The only problem with avoiding books based on other people’s assessment is that tastes vary so much. One reviewer, for example, couldn’t get into “The Time Traveller’s Wife” by Audrey Niffenegger whereas I absolutely loved it.
But positive reviews of “Infinite Jest” seem pretty hard to come by...

Wednesday, 26 November 2008

REVIEW – Barbara Erskine – “Whispers in the Sand”

Publ: 2000 Harper Collins
Pensby Library (Paperback edition – 2001)
ISBN: 0 00 651207 0
Genres: Thriller; supernatural suspense.
Pages: 574
Rating: ***** *

Recently divorced Anna is on a Nile cruise on which she meets friendly and not so friendly fellow tourists including two men who are either after her body or the little glass scent jar given to her by her great aunt – or both. Anna also has with her a diary written by her great grandmother, Louisa, when she daringly undertook a similar Egyptian trip in 1866. The ancient glass jar was also Louisa’s and seems to attract strange and deadly forces.

The stories of the two trips up the Nile are interwoven throughout the book and the chilling experiences of both women become increasingly similar....

Although it is forty years since I last read a Dennis Wheatley thriller I was quickly reminded of his books when the spectral presences began their rivalry. The introduction of black magic subsequently reinforced that similarity.

This is not the sort of book which I would normally have bothered with and I would have said that I had outgrown my fascination with such supernatural suspense thrillers but Barbara Erskine has managed to weave a tale which kept me reasonably hooked (though it could have been shortened by a hundred pages without too much loss). I especially enjoyed the representation of the Victorian ethos against which Louisa struggled.

In all, an enjoyable piece of escapism.

BARBARA ERSKINE (Barbara Hope-Lewis) is a British author, born 1944. Most of her works combine the dual themes of history and the supernatural and she studied Scottish history at Edinburgh University.
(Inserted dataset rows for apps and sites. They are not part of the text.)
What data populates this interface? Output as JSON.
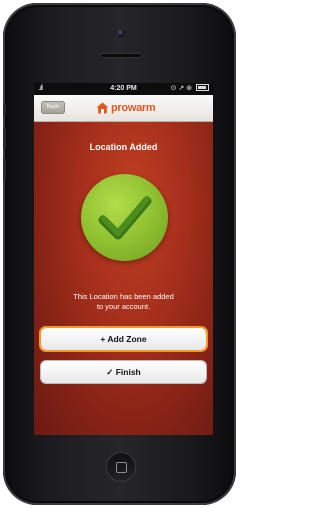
{
  "statusbar": {
    "signal": "..ıll",
    "time": "4:20 PM",
    "indicators": "⊙ ↗ ⊛"
  },
  "header": {
    "back_label": "Back",
    "logo_text": "prowarm",
    "logo_icon": "house-icon"
  },
  "main": {
    "title": "Location Added",
    "status_icon": "checkmark-icon",
    "message_line1": "This Location has been added",
    "message_line2": "to your account."
  },
  "actions": {
    "add_zone_label": "+ Add Zone",
    "finish_label": "✓ Finish"
  },
  "colors": {
    "accent": "#e0581f",
    "success": "#8fc130",
    "highlight": "#f29a27"
  }
}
She is the author of the internationally best-selling novel 'Lady of Hay', which was translated into a dozen languages and has sold over a million copies world wide.